- **Material for the task**
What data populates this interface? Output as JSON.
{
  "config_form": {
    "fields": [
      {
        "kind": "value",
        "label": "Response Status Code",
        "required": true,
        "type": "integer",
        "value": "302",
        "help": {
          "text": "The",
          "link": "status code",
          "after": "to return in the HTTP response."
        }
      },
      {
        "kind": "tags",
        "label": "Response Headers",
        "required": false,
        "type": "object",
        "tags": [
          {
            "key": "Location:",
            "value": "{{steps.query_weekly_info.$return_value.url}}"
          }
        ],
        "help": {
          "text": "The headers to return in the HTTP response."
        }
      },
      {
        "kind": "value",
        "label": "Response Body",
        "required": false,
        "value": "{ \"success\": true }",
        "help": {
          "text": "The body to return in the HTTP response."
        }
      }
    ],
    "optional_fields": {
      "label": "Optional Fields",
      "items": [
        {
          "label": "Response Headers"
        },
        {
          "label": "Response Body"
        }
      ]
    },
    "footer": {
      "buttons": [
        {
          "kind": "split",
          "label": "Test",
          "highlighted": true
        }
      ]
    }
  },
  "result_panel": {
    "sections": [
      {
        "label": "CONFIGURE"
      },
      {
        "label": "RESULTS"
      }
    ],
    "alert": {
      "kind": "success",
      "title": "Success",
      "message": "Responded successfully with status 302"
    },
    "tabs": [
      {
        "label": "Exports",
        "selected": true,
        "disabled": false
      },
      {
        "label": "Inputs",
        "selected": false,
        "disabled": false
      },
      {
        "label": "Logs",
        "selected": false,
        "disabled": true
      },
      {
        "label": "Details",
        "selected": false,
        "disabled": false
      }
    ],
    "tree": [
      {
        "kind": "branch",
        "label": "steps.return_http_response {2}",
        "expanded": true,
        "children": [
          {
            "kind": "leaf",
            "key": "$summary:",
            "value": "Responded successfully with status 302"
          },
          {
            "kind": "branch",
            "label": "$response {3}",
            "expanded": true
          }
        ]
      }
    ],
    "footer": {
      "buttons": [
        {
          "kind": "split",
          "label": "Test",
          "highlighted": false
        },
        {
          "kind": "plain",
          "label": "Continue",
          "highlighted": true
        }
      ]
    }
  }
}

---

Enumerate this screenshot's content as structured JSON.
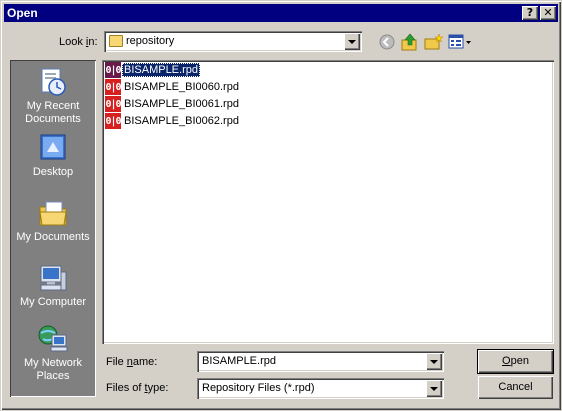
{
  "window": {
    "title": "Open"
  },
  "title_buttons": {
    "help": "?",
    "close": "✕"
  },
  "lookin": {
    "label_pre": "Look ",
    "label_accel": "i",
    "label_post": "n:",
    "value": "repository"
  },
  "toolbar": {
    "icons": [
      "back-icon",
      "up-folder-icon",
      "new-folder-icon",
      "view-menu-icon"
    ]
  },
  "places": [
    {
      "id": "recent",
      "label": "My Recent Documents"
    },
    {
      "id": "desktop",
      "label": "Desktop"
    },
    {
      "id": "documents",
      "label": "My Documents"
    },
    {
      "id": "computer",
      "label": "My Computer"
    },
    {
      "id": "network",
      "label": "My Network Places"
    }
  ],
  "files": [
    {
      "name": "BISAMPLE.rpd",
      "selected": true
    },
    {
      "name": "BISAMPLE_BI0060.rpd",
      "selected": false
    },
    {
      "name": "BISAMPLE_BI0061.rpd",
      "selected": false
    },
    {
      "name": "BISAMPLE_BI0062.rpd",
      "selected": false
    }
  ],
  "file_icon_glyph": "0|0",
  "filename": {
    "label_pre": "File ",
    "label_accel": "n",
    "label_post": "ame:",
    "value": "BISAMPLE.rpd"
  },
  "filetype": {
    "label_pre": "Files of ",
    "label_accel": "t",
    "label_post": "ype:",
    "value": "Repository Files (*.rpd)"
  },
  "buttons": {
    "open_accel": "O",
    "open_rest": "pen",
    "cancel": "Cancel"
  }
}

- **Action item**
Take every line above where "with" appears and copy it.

- **Task result**
      "message": "Responded successfully with status 302"
            "value": "Responded successfully with status 302"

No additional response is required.